The Arizona Republican, the first female fighter pilot to fly in combat, said she initially didn’t report instances of sexual assault while in the military because she, like others, didn’t trust the system for dealing with such incidents in the armed forces. She made the revelation Wednesday at a Senate Armed Services subcommittee hearing on the military’s response to sexual assault reports.
“I blamed myself. I was ashamed and confused. I thought I was strong but felt powerless. The perpetrators abused their position of power in profound ways,” said McSally, 52. “In one case I was preyed upon and raped by a superior officer.”
McSally said she told no one for years.
Years after the rape, she said, she shared her experience and was “horrified” at how it was handled.
“I almost separated from the Air Force at 18 years of service over my despair. Like many victims, I felt like the system was raping me all over again,” she said, tearing up.
But she said the military has gotten better at handling assaults in part because service members are speaking out about their experiences. She said that although many commanders have failed to meet their responsibility in dealing with sexual assault cases, she opposes proposals to remove them from overseeing such cases, saying they must be held accountable for policing assaults and preventing them instead.
“We must ensure all commanders are trained and empowered to take legal action, prosecute fairly, and rid perpetrators from our ranks,” she said. “And if the commander is the problem or fails in his or her duties, they must be removed and held harshly accountable.”
McSally has previously recounted abuse by a high school coach and has said she was harassed while in the Air Force. In 2004, she became the first woman to command an Air Force fighter squadron, and she retired as a full colonel in 2010 after 26 years in the service. She was later elected to the U.S. House.
Her account follows the disclosure by her fellow Republican senator, Iowa’s Joni Ernst, that she was raped in college by someone she knew, and the allegation that her ex-husband physically abused her. Ernst also is a veteran.

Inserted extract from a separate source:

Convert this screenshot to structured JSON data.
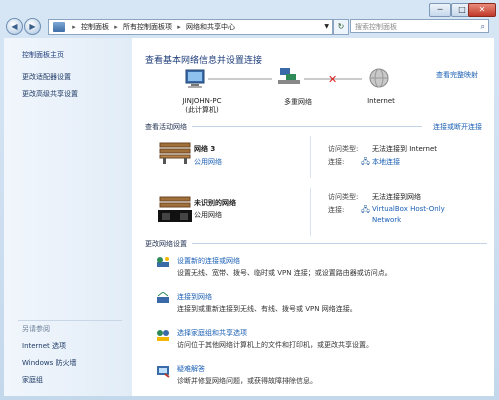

“I just texted her real quick and I just said ‘I love you and I support you,’” Ernst said.
Ernst said she’s hopeful they can develop a bipartisan effort to deal with these issues.
“We need to talk about, of course, repercussions for those that perpetrate sexual assault, sexual harassment, but then what we need to do is really address the root cause of it and prevent it,” Ernst said, citing the need for more education teaching dignity and respect.
Ernst said she met with Judiciary Chairman Lindsey Graham of South Carolina and top panel Democrat Dianne Feinstein of California on Tuesday about reviving the lapsed Violence Against Women Act and said she’s also spoken to Senate Majority Leader Mitch McConnell, who she said also supports the effort.
McSally was appointed to serve the final two years of the late John McCain’s Senate term after losing last year’s race against Democrat Kyrsten Sinema.
In an interview for “CBS This Morning” McSally said, “it’s not just as a commander that I speak, but it’s as a survivor that I just felt I needed to talk about it.”
“But it isn’t about me,” she said in the interview, which is scheduled to be broadcast on Thursday and Friday, “I wanted to give the perspective of why I am advocating so strongly for women in the military and why I’m advocating that the command chain has to step up and do their job to rid us of sexual assault.”